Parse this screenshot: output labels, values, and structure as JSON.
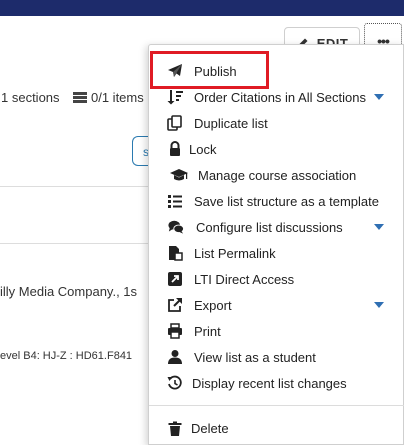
{
  "toolbar": {
    "edit_label": "EDIT",
    "more_label": "•••"
  },
  "meta": {
    "sections_text": "1 sections",
    "items_text": "0/1 items"
  },
  "background": {
    "pill_text": "s",
    "text_line_1": "illy Media Company., 1s",
    "text_line_2": "evel B4: HJ-Z : HD61.F841"
  },
  "menu": {
    "items": [
      {
        "label": "Publish",
        "icon": "paper-plane-icon",
        "has_caret": false
      },
      {
        "label": "Order Citations in All Sections",
        "icon": "sort-icon",
        "has_caret": true
      },
      {
        "label": "Duplicate list",
        "icon": "copy-icon",
        "has_caret": false
      },
      {
        "label": "Lock",
        "icon": "lock-icon",
        "has_caret": false
      },
      {
        "label": "Manage course association",
        "icon": "graduation-cap-icon",
        "has_caret": false
      },
      {
        "label": "Save list structure as a template",
        "icon": "list-icon",
        "has_caret": false
      },
      {
        "label": "Configure list discussions",
        "icon": "comments-icon",
        "has_caret": true
      },
      {
        "label": "List Permalink",
        "icon": "document-link-icon",
        "has_caret": false
      },
      {
        "label": "LTI Direct Access",
        "icon": "external-square-icon",
        "has_caret": false
      },
      {
        "label": "Export",
        "icon": "share-icon",
        "has_caret": true
      },
      {
        "label": "Print",
        "icon": "print-icon",
        "has_caret": false
      },
      {
        "label": "View list as a student",
        "icon": "user-icon",
        "has_caret": false
      },
      {
        "label": "Display recent list changes",
        "icon": "history-icon",
        "has_caret": false
      },
      {
        "label": "Delete",
        "icon": "trash-icon",
        "has_caret": false
      }
    ]
  },
  "colors": {
    "topbar": "#1d2b6b",
    "accent": "#2f6fb3",
    "highlight": "#e01b24"
  }
}
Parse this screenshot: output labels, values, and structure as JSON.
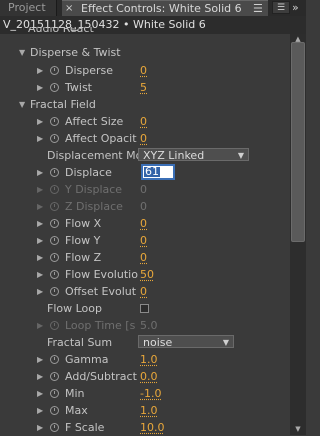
{
  "tabs": {
    "project": "Project",
    "effect_controls": "Effect Controls: White Solid 6"
  },
  "layer_title": "V_20151128_150432 • White Solid 6",
  "partial_header": "Audio React",
  "groups": {
    "disperse_twist": "Disperse & Twist",
    "fractal_field": "Fractal Field"
  },
  "props": {
    "disperse": {
      "label": "Disperse",
      "value": "0"
    },
    "twist": {
      "label": "Twist",
      "value": "5"
    },
    "affect_size": {
      "label": "Affect Size",
      "value": "0"
    },
    "affect_opacity": {
      "label": "Affect Opacit",
      "value": "0"
    },
    "displacement_mode": {
      "label": "Displacement Mo",
      "value": "XYZ Linked"
    },
    "displace": {
      "label": "Displace",
      "value": "61"
    },
    "y_displace": {
      "label": "Y Displace",
      "value": "0"
    },
    "z_displace": {
      "label": "Z Displace",
      "value": "0"
    },
    "flow_x": {
      "label": "Flow X",
      "value": "0"
    },
    "flow_y": {
      "label": "Flow Y",
      "value": "0"
    },
    "flow_z": {
      "label": "Flow Z",
      "value": "0"
    },
    "flow_evolution": {
      "label": "Flow Evolutio",
      "value": "50"
    },
    "offset_evolution": {
      "label": "Offset Evolut",
      "value": "0"
    },
    "flow_loop": {
      "label": "Flow Loop",
      "checked": false
    },
    "loop_time": {
      "label": "Loop Time [s",
      "value": "5.0"
    },
    "fractal_sum": {
      "label": "Fractal Sum",
      "value": "noise"
    },
    "gamma": {
      "label": "Gamma",
      "value": "1.0"
    },
    "add_subtract": {
      "label": "Add/Subtract",
      "value": "0.0"
    },
    "min": {
      "label": "Min",
      "value": "-1.0"
    },
    "max": {
      "label": "Max",
      "value": "1.0"
    },
    "f_scale": {
      "label": "F Scale",
      "value": "10.0"
    }
  },
  "icons": {
    "close": "×",
    "panel_menu": "☰",
    "more": "»",
    "expanded": "▼",
    "collapsed": "▶",
    "stopwatch": "stopwatch-icon"
  },
  "colors": {
    "value": "#e8a73a",
    "disabled": "#6f6f6f",
    "selection": "#3363a8"
  }
}
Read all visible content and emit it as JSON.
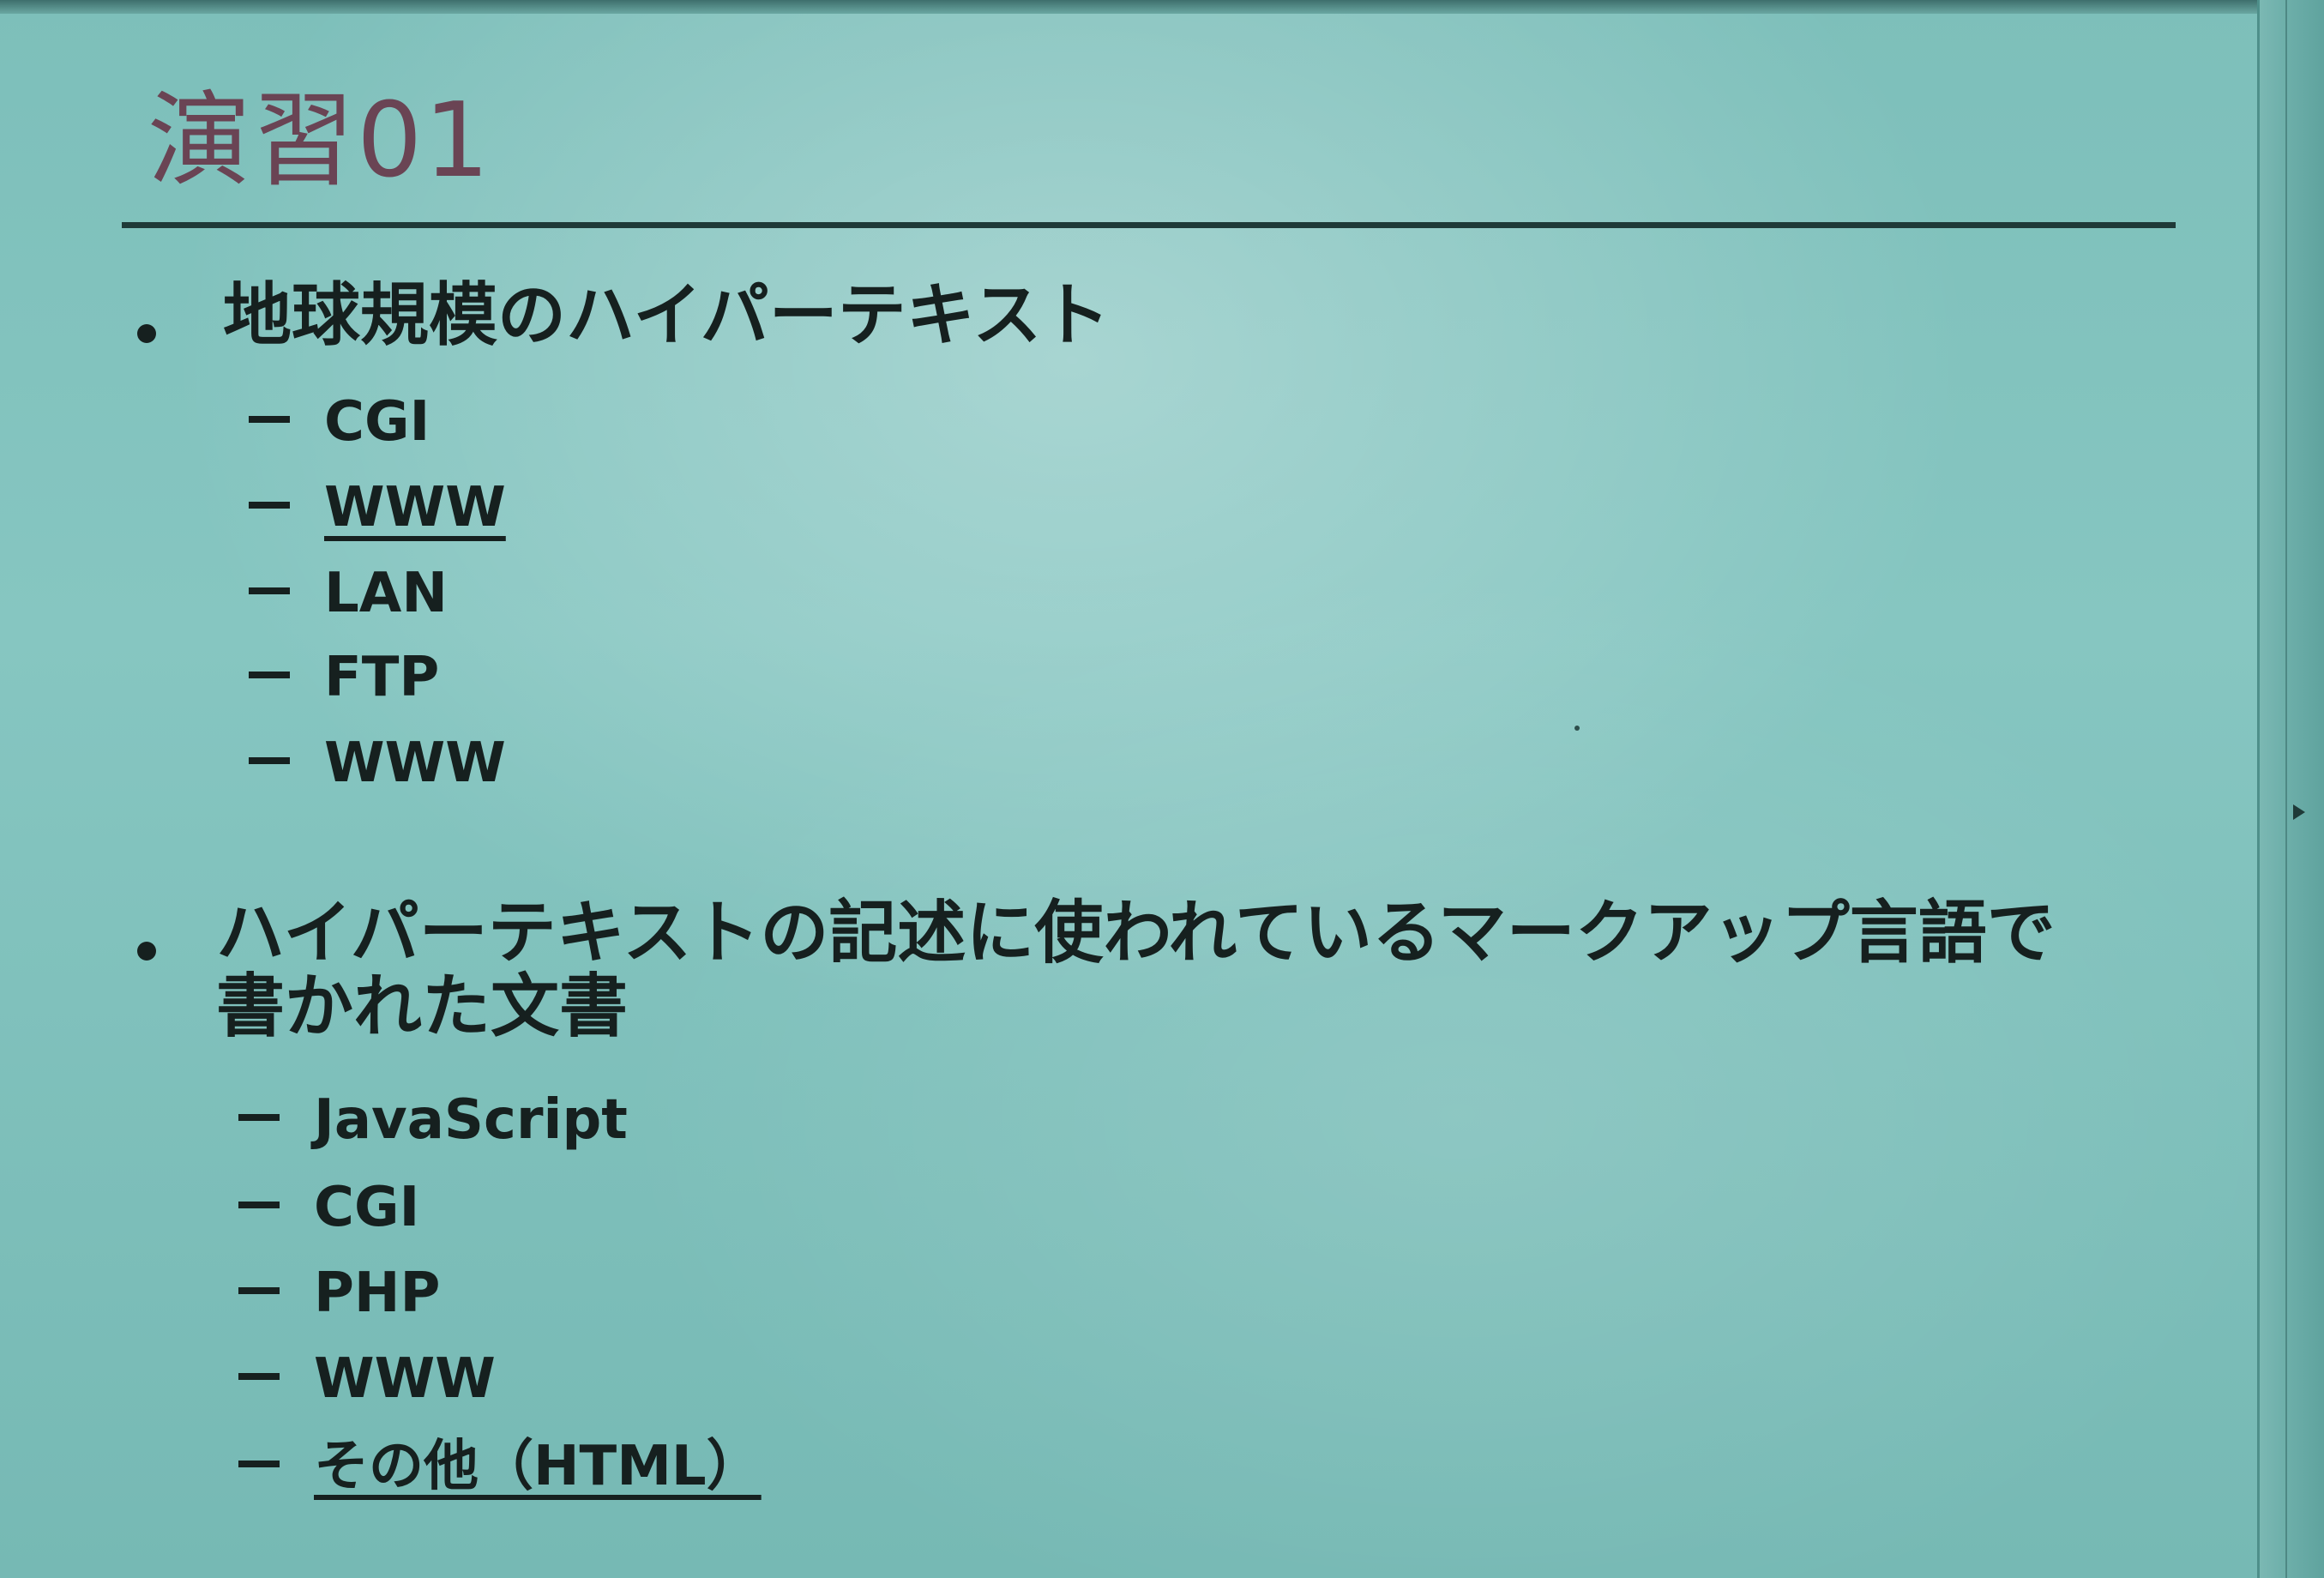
{
  "slide": {
    "title": "演習01",
    "sections": [
      {
        "question": "地球規模のハイパーテキスト",
        "options": [
          {
            "label": "CGI",
            "underlined": false
          },
          {
            "label": "WWW",
            "underlined": true
          },
          {
            "label": "LAN",
            "underlined": false
          },
          {
            "label": "FTP",
            "underlined": false
          },
          {
            "label": "WWW",
            "underlined": false
          }
        ]
      },
      {
        "question_line1": "ハイパーテキストの記述に使われているマークアップ言語で",
        "question_line2": "書かれた文書",
        "options": [
          {
            "label": "JavaScript",
            "underlined": false
          },
          {
            "label": "CGI",
            "underlined": false
          },
          {
            "label": "PHP",
            "underlined": false
          },
          {
            "label": "WWW",
            "underlined": false
          },
          {
            "label": "その他（HTML）",
            "underlined": true
          }
        ]
      }
    ]
  },
  "colors": {
    "background": "#86c6c1",
    "title": "#6a4454",
    "text": "#16201f",
    "rule": "#1f3a38"
  }
}
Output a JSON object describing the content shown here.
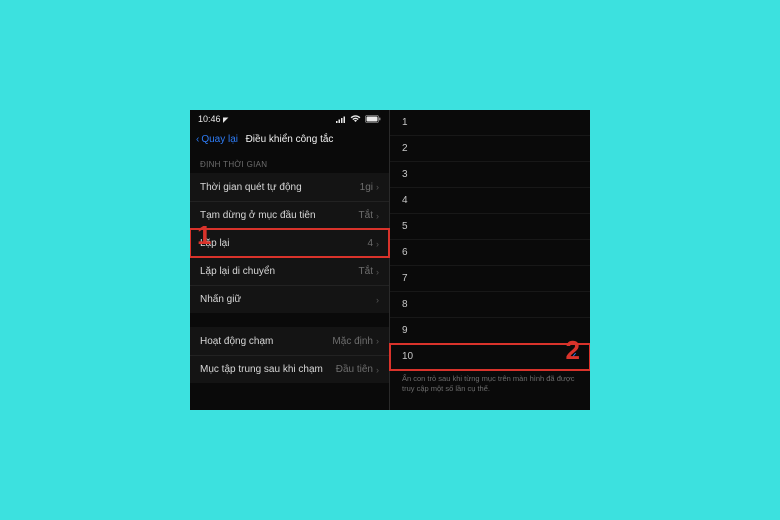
{
  "status": {
    "time": "10:46",
    "loc_icon": "◤"
  },
  "nav": {
    "back": "Quay lại",
    "title": "Điều khiển công tắc"
  },
  "section": "ĐỊNH THỜI GIAN",
  "rows1": [
    {
      "label": "Thời gian quét tự động",
      "value": "1gi"
    },
    {
      "label": "Tạm dừng ở mục đầu tiên",
      "value": "Tắt"
    },
    {
      "label": "Lặp lại",
      "value": "4",
      "hl": true
    },
    {
      "label": "Lặp lại di chuyển",
      "value": "Tắt"
    },
    {
      "label": "Nhấn giữ",
      "value": ""
    }
  ],
  "rows2": [
    {
      "label": "Hoạt động chạm",
      "value": "Mặc định"
    },
    {
      "label": "Mục tập trung sau khi chạm",
      "value": "Đầu tiên"
    }
  ],
  "nums": [
    "1",
    "2",
    "3",
    "4",
    "5",
    "6",
    "7",
    "8",
    "9",
    "10"
  ],
  "selected": "10",
  "footer": "Ẩn con trỏ sau khi từng mục trên màn hình đã được truy cập một số lần cụ thể.",
  "anno": {
    "one": "1",
    "two": "2"
  }
}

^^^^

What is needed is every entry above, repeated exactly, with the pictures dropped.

Exercise response ::
Parse this screenshot: output labels, values, and structure as JSON.
{
  "toolbar": {
    "edit_label": "EDIT",
    "more_label": "•••"
  },
  "meta": {
    "sections_text": "1 sections",
    "items_text": "0/1 items"
  },
  "background": {
    "pill_text": "s",
    "text_line_1": "illy Media Company., 1s",
    "text_line_2": "evel B4: HJ-Z : HD61.F841"
  },
  "menu": {
    "items": [
      {
        "label": "Publish",
        "icon": "paper-plane-icon",
        "has_caret": false
      },
      {
        "label": "Order Citations in All Sections",
        "icon": "sort-icon",
        "has_caret": true
      },
      {
        "label": "Duplicate list",
        "icon": "copy-icon",
        "has_caret": false
      },
      {
        "label": "Lock",
        "icon": "lock-icon",
        "has_caret": false
      },
      {
        "label": "Manage course association",
        "icon": "graduation-cap-icon",
        "has_caret": false
      },
      {
        "label": "Save list structure as a template",
        "icon": "list-icon",
        "has_caret": false
      },
      {
        "label": "Configure list discussions",
        "icon": "comments-icon",
        "has_caret": true
      },
      {
        "label": "List Permalink",
        "icon": "document-link-icon",
        "has_caret": false
      },
      {
        "label": "LTI Direct Access",
        "icon": "external-square-icon",
        "has_caret": false
      },
      {
        "label": "Export",
        "icon": "share-icon",
        "has_caret": true
      },
      {
        "label": "Print",
        "icon": "print-icon",
        "has_caret": false
      },
      {
        "label": "View list as a student",
        "icon": "user-icon",
        "has_caret": false
      },
      {
        "label": "Display recent list changes",
        "icon": "history-icon",
        "has_caret": false
      },
      {
        "label": "Delete",
        "icon": "trash-icon",
        "has_caret": false
      }
    ]
  },
  "colors": {
    "topbar": "#1d2b6b",
    "accent": "#2f6fb3",
    "highlight": "#e01b24"
  }
}
Parse this screenshot: output labels, values, and structure as JSON.
{
  "tabs": {
    "project": "Project",
    "effect_controls": "Effect Controls: White Solid 6"
  },
  "layer_title": "V_20151128_150432 • White Solid 6",
  "partial_header": "Audio React",
  "groups": {
    "disperse_twist": "Disperse & Twist",
    "fractal_field": "Fractal Field"
  },
  "props": {
    "disperse": {
      "label": "Disperse",
      "value": "0"
    },
    "twist": {
      "label": "Twist",
      "value": "5"
    },
    "affect_size": {
      "label": "Affect Size",
      "value": "0"
    },
    "affect_opacity": {
      "label": "Affect Opacit",
      "value": "0"
    },
    "displacement_mode": {
      "label": "Displacement Mo",
      "value": "XYZ Linked"
    },
    "displace": {
      "label": "Displace",
      "value": "61"
    },
    "y_displace": {
      "label": "Y Displace",
      "value": "0"
    },
    "z_displace": {
      "label": "Z Displace",
      "value": "0"
    },
    "flow_x": {
      "label": "Flow X",
      "value": "0"
    },
    "flow_y": {
      "label": "Flow Y",
      "value": "0"
    },
    "flow_z": {
      "label": "Flow Z",
      "value": "0"
    },
    "flow_evolution": {
      "label": "Flow Evolutio",
      "value": "50"
    },
    "offset_evolution": {
      "label": "Offset Evolut",
      "value": "0"
    },
    "flow_loop": {
      "label": "Flow Loop",
      "checked": false
    },
    "loop_time": {
      "label": "Loop Time [s",
      "value": "5.0"
    },
    "fractal_sum": {
      "label": "Fractal Sum",
      "value": "noise"
    },
    "gamma": {
      "label": "Gamma",
      "value": "1.0"
    },
    "add_subtract": {
      "label": "Add/Subtract",
      "value": "0.0"
    },
    "min": {
      "label": "Min",
      "value": "-1.0"
    },
    "max": {
      "label": "Max",
      "value": "1.0"
    },
    "f_scale": {
      "label": "F Scale",
      "value": "10.0"
    }
  },
  "icons": {
    "close": "×",
    "panel_menu": "☰",
    "more": "»",
    "expanded": "▼",
    "collapsed": "▶",
    "stopwatch": "stopwatch-icon"
  },
  "colors": {
    "value": "#e8a73a",
    "disabled": "#6f6f6f",
    "selection": "#3363a8"
  }
}
Read all visible content and emit it as JSON.
{
  "slide": {
    "title": "演習01",
    "sections": [
      {
        "question": "地球規模のハイパーテキスト",
        "options": [
          {
            "label": "CGI",
            "underlined": false
          },
          {
            "label": "WWW",
            "underlined": true
          },
          {
            "label": "LAN",
            "underlined": false
          },
          {
            "label": "FTP",
            "underlined": false
          },
          {
            "label": "WWW",
            "underlined": false
          }
        ]
      },
      {
        "question_line1": "ハイパーテキストの記述に使われているマークアップ言語で",
        "question_line2": "書かれた文書",
        "options": [
          {
            "label": "JavaScript",
            "underlined": false
          },
          {
            "label": "CGI",
            "underlined": false
          },
          {
            "label": "PHP",
            "underlined": false
          },
          {
            "label": "WWW",
            "underlined": false
          },
          {
            "label": "その他（HTML）",
            "underlined": true
          }
        ]
      }
    ]
  },
  "colors": {
    "background": "#86c6c1",
    "title": "#6a4454",
    "text": "#16201f",
    "rule": "#1f3a38"
  }
}
Output a JSON object describing the content shown here.
{
  "status": {
    "time": "10:46",
    "loc_icon": "◤"
  },
  "nav": {
    "back": "Quay lại",
    "title": "Điều khiển công tắc"
  },
  "section": "ĐỊNH THỜI GIAN",
  "rows1": [
    {
      "label": "Thời gian quét tự động",
      "value": "1gi"
    },
    {
      "label": "Tạm dừng ở mục đầu tiên",
      "value": "Tắt"
    },
    {
      "label": "Lặp lại",
      "value": "4",
      "hl": true
    },
    {
      "label": "Lặp lại di chuyển",
      "value": "Tắt"
    },
    {
      "label": "Nhấn giữ",
      "value": ""
    }
  ],
  "rows2": [
    {
      "label": "Hoạt động chạm",
      "value": "Mặc định"
    },
    {
      "label": "Mục tập trung sau khi chạm",
      "value": "Đầu tiên"
    }
  ],
  "nums": [
    "1",
    "2",
    "3",
    "4",
    "5",
    "6",
    "7",
    "8",
    "9",
    "10"
  ],
  "selected": "10",
  "footer": "Ẩn con trỏ sau khi từng mục trên màn hình đã được truy cập một số lần cụ thể.",
  "anno": {
    "one": "1",
    "two": "2"
  }
}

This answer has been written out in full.